If anyone could win the victory for humanity, it would be Him. If He couldn’t do it, no one could.
And then came the cross. The vicious blows, the cruel scourging, the pounding of nails into flesh, and then – the ultimate disappointment – the great hero breathed his last, and with a declaration of “It is finished,” released his own spirit from his body and gave in to death.
It is finished. Game over. There was no half-time show. There was nothing to see. The people walked away. They turned their faces from him. There was no point in continuing. The people who had waved palm branches went back to their homes and their jobs. Dejected and fearful, the disciples hid behind closed doors. What had promised to be a dramatic victory turned out to be a terrifying defeat.
If it was a football game, the stadium would have emptied. There were no spectators to witness that extraordinary overtime battle that took place within a closed tomb, where Jesus grappled with death.
But as morning broke upon the tomb, and the women came to anoint the dead body of their fallen, defeated hero, something was terribly wrong! The tomb was already opened, and a man in white clothing, whose face glowed brighter than lightning, said to them, “Why are you here in this place of despair and defeat? Don’t you know that no enemy – not even death itself – could defeat Jesus?”
And suddenly, the terribly wrong became terribly right, and the women raced back to the hiding disciples to announce this extraordinary news. A man who was dead, with no prophet to raise him up, threw back the curtains of death and burst forth victorious.
But it’s not just that Jesus rose from the dead; the victory was even greater than that. Lazarus, and all the others who cheated death – each of them succumbed once more to death. But not Jesus! Paul writes in Romans:
Let that sink in. He cannot die again!
But what does that mean for you? What does that mean for me?
Think of it! A resurrection that utterly defeats death for all time! A resurrection to eternal victory beyond the reach of the most terrifying foe we have ever faced.
“Death is swallowed up in victory! Where, Oh death, is your victory? And where, oh grave, is your sting?”
Do you understand the delight in Paul’s heart when he said this? Do you hear the taunting in his voice? No football player, no football fan, ever faced a taunt like this, straight from the mouth of the apostle. Let these words ring in your ears like the joyous, unbridled taunting that they are. Laugh, and rejoice, and lift up your voices in song like you’ve never sung before, because although you will face your own half-time with death, the overtime victory is yours through Jesus Christ!

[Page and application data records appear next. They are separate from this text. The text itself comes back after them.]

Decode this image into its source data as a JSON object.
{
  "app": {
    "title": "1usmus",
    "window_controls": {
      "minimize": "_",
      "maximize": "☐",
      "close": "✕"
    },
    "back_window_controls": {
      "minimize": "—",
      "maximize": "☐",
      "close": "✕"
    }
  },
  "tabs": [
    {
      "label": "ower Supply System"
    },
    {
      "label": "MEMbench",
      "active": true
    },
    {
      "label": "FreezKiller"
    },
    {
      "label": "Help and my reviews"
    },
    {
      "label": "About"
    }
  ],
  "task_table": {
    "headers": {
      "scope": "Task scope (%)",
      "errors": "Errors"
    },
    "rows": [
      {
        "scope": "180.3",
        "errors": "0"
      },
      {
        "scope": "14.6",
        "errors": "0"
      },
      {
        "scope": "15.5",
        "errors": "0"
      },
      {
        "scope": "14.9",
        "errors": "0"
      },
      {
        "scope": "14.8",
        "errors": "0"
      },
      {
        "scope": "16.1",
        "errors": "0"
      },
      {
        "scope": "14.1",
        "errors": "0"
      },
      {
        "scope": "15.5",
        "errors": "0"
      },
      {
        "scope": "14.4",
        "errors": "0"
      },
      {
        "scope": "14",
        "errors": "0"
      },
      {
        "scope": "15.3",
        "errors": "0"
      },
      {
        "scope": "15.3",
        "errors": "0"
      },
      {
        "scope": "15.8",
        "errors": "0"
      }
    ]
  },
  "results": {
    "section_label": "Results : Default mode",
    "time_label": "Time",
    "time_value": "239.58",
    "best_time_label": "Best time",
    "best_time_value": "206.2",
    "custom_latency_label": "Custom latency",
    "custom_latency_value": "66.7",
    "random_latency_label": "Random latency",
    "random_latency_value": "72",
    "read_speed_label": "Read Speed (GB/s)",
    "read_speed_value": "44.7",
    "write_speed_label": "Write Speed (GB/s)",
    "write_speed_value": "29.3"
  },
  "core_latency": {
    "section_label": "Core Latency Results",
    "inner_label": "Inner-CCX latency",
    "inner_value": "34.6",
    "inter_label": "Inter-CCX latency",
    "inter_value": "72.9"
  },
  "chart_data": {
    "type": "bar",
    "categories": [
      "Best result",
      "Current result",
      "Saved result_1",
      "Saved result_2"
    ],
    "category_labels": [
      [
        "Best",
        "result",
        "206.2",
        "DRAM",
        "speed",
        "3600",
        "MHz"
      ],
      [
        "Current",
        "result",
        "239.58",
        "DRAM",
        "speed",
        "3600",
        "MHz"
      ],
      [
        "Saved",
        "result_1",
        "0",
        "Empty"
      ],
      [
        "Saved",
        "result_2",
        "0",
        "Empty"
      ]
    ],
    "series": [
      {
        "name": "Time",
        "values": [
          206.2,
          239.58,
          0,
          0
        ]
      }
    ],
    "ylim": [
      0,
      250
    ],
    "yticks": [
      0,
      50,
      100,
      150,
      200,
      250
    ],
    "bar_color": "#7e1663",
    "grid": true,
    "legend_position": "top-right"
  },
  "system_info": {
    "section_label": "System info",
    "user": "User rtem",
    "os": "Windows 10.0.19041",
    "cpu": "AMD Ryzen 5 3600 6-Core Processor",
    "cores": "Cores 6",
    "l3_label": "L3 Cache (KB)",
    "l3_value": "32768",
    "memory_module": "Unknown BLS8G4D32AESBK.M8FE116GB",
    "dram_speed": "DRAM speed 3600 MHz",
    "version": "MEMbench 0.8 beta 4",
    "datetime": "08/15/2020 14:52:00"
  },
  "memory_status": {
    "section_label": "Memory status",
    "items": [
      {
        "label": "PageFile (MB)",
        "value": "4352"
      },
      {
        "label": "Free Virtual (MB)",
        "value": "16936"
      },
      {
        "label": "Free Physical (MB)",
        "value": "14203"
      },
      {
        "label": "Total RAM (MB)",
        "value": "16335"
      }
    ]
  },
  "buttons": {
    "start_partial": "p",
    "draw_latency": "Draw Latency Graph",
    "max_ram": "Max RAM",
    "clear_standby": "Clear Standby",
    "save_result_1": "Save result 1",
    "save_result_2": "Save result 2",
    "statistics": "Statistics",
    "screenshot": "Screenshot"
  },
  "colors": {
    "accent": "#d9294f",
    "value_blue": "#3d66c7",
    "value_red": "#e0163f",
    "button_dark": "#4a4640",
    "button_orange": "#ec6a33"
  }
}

Christians, dry your flowing tears! Chase away your doubting fears! Look on His deserted grave! Doubt no more His power to save!